“The suspects were planning large scale attacks akin to the Westgate Mall attack with the intention of killing innocent Kenyans. His network also included medical experts with whom they planned to unleash a biological attack in Kenya using anthrax,” the police said, referring to the 2013 attack in an upscale Nairobi mall that left 67 people dead. The police have offered cash rewards for two men who are still at large.

The possibility of a new group launching violence in Kenya, which has already suffered attacks from the militant Islamist group al-Shabaab from neighboring Somalia, is alarming. Police did not say the name of the network involved, but accused Ali of sending Kenyan youths to fight with jihadists in Libya and Syria, suggesting Islamic State links. Earlier this year, a new group called the Jahba East Africa pledged allegiance to the ISIL and called on fighters to desert al-Shabaab.

ISIL has been competing for recruits in Somalia and may be gaining a foothold in East Africa, which would give the group access to Somalia’s long coastline, as well as proximity to the key US allies Kenya and Ethiopia.

Kenya’s security forces need a win. Public confidence in the police and military is low—soldiers were caught on video looting stores in Westgate while the mall was still under attack in 2013, and NGOs have accused the military of colluding with al-Shabaab to smuggle sugar and charcoal into Somalia. In February, an al-Shabaab attack on an African Union base in Adde, Somalia left at least 180 Kenyan soldiers dead, according to Somali officials. (Kenyan authorities won’t disclose the death toll or how many soldiers are still held captive by al-Shabaab.)

The police did not provide details as to how they discovered or foiled the alleged terror plot.
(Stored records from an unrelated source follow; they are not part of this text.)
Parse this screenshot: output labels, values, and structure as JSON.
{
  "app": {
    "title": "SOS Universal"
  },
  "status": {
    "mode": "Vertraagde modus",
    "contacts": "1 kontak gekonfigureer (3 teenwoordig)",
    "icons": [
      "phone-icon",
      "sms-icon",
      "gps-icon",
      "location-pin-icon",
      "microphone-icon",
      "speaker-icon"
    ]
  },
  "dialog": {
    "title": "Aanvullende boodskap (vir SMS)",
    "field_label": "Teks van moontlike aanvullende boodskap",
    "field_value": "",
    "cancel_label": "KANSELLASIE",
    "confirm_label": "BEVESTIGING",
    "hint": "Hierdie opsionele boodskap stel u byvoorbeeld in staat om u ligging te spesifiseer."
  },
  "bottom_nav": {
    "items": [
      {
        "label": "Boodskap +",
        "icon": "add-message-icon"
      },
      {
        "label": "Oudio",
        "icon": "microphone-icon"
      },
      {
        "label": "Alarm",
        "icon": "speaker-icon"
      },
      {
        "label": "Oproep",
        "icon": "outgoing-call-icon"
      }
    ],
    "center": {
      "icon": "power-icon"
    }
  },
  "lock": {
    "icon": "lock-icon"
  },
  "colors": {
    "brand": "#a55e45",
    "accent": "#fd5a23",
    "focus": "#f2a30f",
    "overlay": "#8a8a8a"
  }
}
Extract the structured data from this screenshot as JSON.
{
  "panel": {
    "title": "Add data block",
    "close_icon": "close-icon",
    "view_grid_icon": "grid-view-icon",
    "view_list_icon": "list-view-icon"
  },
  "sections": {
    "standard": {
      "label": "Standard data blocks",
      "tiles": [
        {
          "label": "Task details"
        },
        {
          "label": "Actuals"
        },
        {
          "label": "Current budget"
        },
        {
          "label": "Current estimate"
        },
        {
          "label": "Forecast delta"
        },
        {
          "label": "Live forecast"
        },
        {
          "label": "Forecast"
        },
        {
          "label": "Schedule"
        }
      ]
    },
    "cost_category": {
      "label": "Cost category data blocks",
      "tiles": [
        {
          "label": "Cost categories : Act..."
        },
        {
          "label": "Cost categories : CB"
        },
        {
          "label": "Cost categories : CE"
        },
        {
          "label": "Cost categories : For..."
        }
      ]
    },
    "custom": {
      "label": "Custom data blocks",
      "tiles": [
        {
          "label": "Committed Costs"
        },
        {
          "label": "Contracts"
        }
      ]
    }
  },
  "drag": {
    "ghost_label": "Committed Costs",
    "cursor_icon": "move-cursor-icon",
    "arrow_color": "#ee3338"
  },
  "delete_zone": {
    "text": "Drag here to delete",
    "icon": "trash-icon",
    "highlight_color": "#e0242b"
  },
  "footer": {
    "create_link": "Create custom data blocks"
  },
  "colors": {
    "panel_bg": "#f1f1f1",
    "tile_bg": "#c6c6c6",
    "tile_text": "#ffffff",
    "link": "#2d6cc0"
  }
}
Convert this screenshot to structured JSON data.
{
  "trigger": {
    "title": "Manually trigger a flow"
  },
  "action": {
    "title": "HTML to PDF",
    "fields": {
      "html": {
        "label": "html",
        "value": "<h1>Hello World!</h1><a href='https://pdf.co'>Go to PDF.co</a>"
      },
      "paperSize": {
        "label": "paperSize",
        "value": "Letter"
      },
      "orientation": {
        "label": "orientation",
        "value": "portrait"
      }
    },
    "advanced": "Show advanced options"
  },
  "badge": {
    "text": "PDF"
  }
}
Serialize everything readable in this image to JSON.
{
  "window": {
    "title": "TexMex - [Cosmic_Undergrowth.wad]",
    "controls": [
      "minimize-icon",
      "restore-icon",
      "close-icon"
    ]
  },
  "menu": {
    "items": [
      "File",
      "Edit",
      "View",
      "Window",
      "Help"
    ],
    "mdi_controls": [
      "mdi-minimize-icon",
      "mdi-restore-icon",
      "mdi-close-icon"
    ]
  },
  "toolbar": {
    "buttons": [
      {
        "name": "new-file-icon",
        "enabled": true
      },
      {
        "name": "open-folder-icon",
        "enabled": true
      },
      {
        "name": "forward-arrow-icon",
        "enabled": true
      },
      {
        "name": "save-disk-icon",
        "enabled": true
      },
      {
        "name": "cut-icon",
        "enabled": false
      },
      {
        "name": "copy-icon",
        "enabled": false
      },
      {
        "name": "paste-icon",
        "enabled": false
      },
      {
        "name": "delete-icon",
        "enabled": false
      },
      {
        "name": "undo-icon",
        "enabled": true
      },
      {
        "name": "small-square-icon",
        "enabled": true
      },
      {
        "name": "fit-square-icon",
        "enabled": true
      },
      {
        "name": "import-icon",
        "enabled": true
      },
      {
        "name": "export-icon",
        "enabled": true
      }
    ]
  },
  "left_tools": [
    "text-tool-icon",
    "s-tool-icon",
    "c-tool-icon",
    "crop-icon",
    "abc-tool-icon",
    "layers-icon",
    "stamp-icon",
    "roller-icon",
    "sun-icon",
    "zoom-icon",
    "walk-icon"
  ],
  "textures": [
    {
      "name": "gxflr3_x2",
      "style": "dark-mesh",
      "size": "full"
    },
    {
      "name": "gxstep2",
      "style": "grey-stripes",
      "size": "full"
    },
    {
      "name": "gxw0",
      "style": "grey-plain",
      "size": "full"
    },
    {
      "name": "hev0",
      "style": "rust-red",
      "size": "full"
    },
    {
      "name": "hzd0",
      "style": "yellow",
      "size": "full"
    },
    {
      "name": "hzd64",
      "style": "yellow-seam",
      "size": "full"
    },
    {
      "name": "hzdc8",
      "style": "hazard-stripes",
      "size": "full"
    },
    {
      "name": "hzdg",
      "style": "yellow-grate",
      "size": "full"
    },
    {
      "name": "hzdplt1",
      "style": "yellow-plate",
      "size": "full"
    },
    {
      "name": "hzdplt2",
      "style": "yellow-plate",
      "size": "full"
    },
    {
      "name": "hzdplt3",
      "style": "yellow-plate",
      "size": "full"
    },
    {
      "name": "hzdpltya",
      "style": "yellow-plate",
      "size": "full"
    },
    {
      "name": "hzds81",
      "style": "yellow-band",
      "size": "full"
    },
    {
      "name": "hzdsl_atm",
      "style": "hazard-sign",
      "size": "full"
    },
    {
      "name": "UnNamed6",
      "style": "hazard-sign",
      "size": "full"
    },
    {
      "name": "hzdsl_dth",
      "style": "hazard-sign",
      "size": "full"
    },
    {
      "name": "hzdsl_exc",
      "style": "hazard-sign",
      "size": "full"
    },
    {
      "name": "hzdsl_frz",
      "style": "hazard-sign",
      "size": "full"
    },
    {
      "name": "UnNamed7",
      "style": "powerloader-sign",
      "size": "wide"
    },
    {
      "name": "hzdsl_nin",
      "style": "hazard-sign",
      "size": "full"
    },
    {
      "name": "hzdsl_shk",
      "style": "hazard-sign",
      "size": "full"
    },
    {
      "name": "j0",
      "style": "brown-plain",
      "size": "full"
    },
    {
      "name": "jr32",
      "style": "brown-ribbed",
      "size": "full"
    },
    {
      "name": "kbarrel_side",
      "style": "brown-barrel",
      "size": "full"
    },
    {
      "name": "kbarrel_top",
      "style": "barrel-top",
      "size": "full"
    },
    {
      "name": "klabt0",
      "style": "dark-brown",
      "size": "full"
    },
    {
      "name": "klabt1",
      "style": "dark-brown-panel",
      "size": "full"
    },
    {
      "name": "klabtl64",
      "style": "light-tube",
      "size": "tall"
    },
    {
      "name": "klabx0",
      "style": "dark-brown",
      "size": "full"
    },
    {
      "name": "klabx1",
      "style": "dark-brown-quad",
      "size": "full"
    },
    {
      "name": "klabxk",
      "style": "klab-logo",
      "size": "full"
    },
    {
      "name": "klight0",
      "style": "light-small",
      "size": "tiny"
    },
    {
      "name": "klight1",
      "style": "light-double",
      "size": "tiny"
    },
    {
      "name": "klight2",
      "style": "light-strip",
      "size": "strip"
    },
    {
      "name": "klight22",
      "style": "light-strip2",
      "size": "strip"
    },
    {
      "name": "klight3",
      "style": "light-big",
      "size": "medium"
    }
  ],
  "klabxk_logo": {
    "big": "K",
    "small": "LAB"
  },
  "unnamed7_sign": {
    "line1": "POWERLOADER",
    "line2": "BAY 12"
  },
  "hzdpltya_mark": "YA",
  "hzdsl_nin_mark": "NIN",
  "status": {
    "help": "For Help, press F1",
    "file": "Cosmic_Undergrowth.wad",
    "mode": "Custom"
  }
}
The police said they would investigate Ali’s case for another 30 days. “His arrest and those of his accomplices is a major breakthrough in the fight against terrorism in Kenya and the region,” the police said.